Who do you think the audience for “Paraíso” will be? As they say a lot now, is it a transversal series?

Yes, it is very transversal. Maybe the expression sounds a bit cliche, but I think it’s a “for the whole family” production. It deals with some pretty tough issues, like death and the loss of your loved ones, and, in turn, there’s plenty of action, comedy and other ingredients that are pure entertainment. Ideal age for watching “Paraíso”? It is for the little ones and for 90-year-olds.

In the midst of all these great projects, in 2018, you filmed “The Best Day of My Life”, a documentary about the demands and concerns of the LGTBI collective. Did you want to make a smaller, less complicated movie?
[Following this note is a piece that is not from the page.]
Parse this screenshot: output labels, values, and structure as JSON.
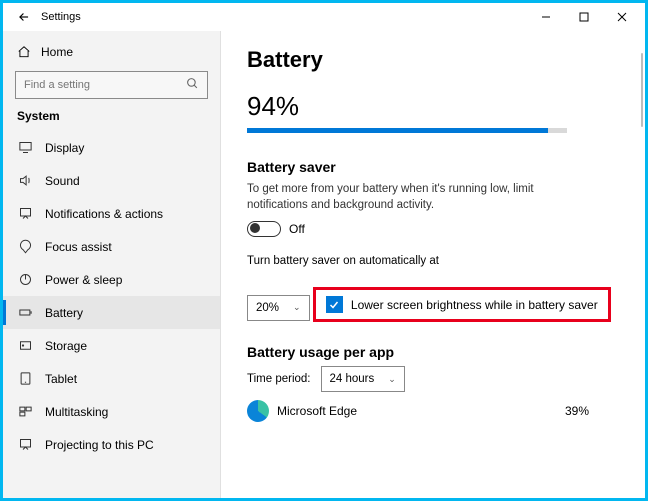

Something like that, and it was very liberating. Sometimes when you shoot major projects, the machinery gobbles you up. “The Best Day of My Life” was the opposite. In the future, after promoting “Paraíso”, I want to shoot a film with few sets and few characters and concentrate on my directing work. But, in the same way that I’m sitting here now telling you this, maybe tomorrow I’ll answer you that I want to shoot the next movie in the “Star Wars” saga (laughs), but I would love to carry out a small love story with only two actors.

Is the current Fernando González Molina, who is a director of assured success, very different from that Fernando González Molina of the same age as the boys from “Paraíso”?

I can assure you that Fernando González Molina, who is a successful director, has inside that young ‘nerd’ from Pamplona who was blown away the first time he entered a video store and saw so many movies to choose from. A sensation, by the way, that I recovered a few days ago when I entered a video store in Barcelona, ​​Video Instan. I want to shoot some of my future movies at Video Instan.

Pere Vall
Pere Vall. Journalist covering the world of cultural and entertainment in general, specialized in cinema. Pere is a regular contributor to Time Out, Ara, RNE and Catalunya Ràdio, and was editor-in-chief of the magazine Fotogramas in Barcelona for more than 20 years. A fan of Fellini, of good, regular and bad horror movies, and of humor and comedy in general. As a child, he wanted to look like Alain Delon, and has ended with a certain resemblance to Chicho Ibáñez Serrador. Not that he’s complaining though.